The Scorpion Campaign was the Pensions Regulator’s attempt to warn the public and the industry against pension liberation scams. It wasn’t a bad try, but it failed. It was a bit like trying to stop a herd of stampeding elephants with a whoopee cushion.
Henry Tapper, pensions actuary and dedicated blogger on pensions, posted this:
The problem is that many pension trustees don’t take any notice. They didn’t back in 1999 when HMRC and tPR (then OPRA) first warned trustees about pension liberation fraud. They didn’t in 2003 when the first two liberation fraudsters – Steve Russell and William Ferguson – were jailed. They didn’t in 2010 and 2011 when the huge tide of Ark and Tudor Capital Management transfer requests into bogus occupational schemes were processed without so much the tiniest flicker of curiosity or interest. They didn’t in 2012 when 300 transfers into Capita Oak were made – even though the sponsoring employer didn’t exist. When the Scorpion Campaign was launched in February 2013, the trustees carried on making transfers into Capita Oak and the sister scam, Westminster (with the same non-existent sponsoring employer).
Now here’s the puzzling thing: didn’t the Pensions Regulator notice that their Scorpion Campaign was failing? Usually, when time, effort and money are invested in an important project, there is some sort of measuring process deployed to see how effective and successful the project is and to examine whether any improvements or reinforcements are needed. Clearly not in the case of tPR and Scorpion, because the same old same old scammers were allowed to keep registering pension schemes and becoming trustees and administrators of “occupational” scams obviously designed to defraud innocent victims.

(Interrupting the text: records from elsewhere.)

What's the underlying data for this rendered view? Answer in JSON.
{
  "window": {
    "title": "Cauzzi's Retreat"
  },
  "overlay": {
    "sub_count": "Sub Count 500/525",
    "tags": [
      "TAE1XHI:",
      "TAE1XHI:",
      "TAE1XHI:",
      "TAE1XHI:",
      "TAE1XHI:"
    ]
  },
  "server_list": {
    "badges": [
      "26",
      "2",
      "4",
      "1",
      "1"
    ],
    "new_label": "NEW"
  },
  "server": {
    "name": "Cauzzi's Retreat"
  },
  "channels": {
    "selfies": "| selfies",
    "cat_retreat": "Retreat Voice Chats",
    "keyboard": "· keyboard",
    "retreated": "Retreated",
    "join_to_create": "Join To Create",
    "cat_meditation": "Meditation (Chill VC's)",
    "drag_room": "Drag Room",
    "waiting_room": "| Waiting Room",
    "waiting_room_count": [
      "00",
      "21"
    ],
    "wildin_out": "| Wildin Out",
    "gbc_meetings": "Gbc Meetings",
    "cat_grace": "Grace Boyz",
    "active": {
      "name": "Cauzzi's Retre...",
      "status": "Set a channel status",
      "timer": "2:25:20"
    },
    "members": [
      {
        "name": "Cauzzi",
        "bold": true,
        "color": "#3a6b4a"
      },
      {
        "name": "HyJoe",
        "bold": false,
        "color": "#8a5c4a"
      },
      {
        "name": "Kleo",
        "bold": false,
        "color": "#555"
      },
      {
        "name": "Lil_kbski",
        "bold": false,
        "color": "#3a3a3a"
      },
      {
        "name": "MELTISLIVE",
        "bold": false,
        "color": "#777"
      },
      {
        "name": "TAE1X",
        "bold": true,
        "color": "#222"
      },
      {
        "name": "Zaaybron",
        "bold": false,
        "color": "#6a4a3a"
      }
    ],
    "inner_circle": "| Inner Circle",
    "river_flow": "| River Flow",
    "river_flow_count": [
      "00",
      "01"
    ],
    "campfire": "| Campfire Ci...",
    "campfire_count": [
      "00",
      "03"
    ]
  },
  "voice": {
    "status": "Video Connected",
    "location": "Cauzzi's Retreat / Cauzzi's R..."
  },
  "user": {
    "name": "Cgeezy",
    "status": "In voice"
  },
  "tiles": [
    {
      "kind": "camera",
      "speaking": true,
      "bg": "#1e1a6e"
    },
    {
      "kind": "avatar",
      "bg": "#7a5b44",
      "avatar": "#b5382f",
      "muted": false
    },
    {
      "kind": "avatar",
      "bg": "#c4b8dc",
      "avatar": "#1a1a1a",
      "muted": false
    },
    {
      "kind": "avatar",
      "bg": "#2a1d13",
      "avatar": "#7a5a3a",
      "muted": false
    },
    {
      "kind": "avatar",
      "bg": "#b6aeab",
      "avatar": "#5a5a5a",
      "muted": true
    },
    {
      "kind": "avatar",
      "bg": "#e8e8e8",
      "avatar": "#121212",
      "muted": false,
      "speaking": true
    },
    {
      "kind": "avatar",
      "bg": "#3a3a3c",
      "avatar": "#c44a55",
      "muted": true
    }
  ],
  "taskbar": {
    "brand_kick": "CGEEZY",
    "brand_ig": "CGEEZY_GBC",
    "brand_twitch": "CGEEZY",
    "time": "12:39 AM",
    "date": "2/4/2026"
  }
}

Don’t take my word for it though. https://www.ftadviser.com/2016/07/05/pensions/pension-scheme-gets-dressing-down-from-regulator-bZo5EVFahYzEFkvNsF8jdK/article.html
In particular, the regulator issued a damning assessment of the scheme’s former trustee, Dorrixo Alliance, and its director Stephen Ward.
So, didn’t anybody at the Pensions Regulator (or HMRC for that matter) notice that Stephen Ward had become trustee of the doomed London Quantum “occupational” scheme (now in the hands of Dalriada Trustees)? Didn’t the memory of Ark, Evergreen, Capita Oak, Westminster and dozens of other liberation scams run by Ward and Dorrixo ring any bells? Didn’t London Quantum’s address: 31 Memorial Road, Worsley cause a sharp intake of breath?
The answer to all of the above is, of course, a resounding “no”. The Scorpion Campaign’s warnings were ignored 96 times in 2014 in the London Quantum case. Negligent, lazy and incompetent trustees handed over a total of £6.8 million to an obvious scam which had all the hallmarks of Ward’s handiwork – including the fact that it was registered to Ward’s UK address. But not a single one of the trustees heeded tPR’s Scorpion warning – including the trustees of the Police pension scheme.
My advice to the Pensions Regulator, is to put the whoopee cushion away. It doesn’t work. The stampeding elephants are too big and too determined. And don’t just knit a bigger whoopee cushion either – ban cold calling and put the scammers behind bars. Then spend some money on advertising (after all, the government found £10m to spend on the Remain campaign – which was arguably a complete waste of money).
And by the way, the Regulator’s “dressing down” was a complete waste of time. It might just as well have been a formal dressing gown for all the effect it had.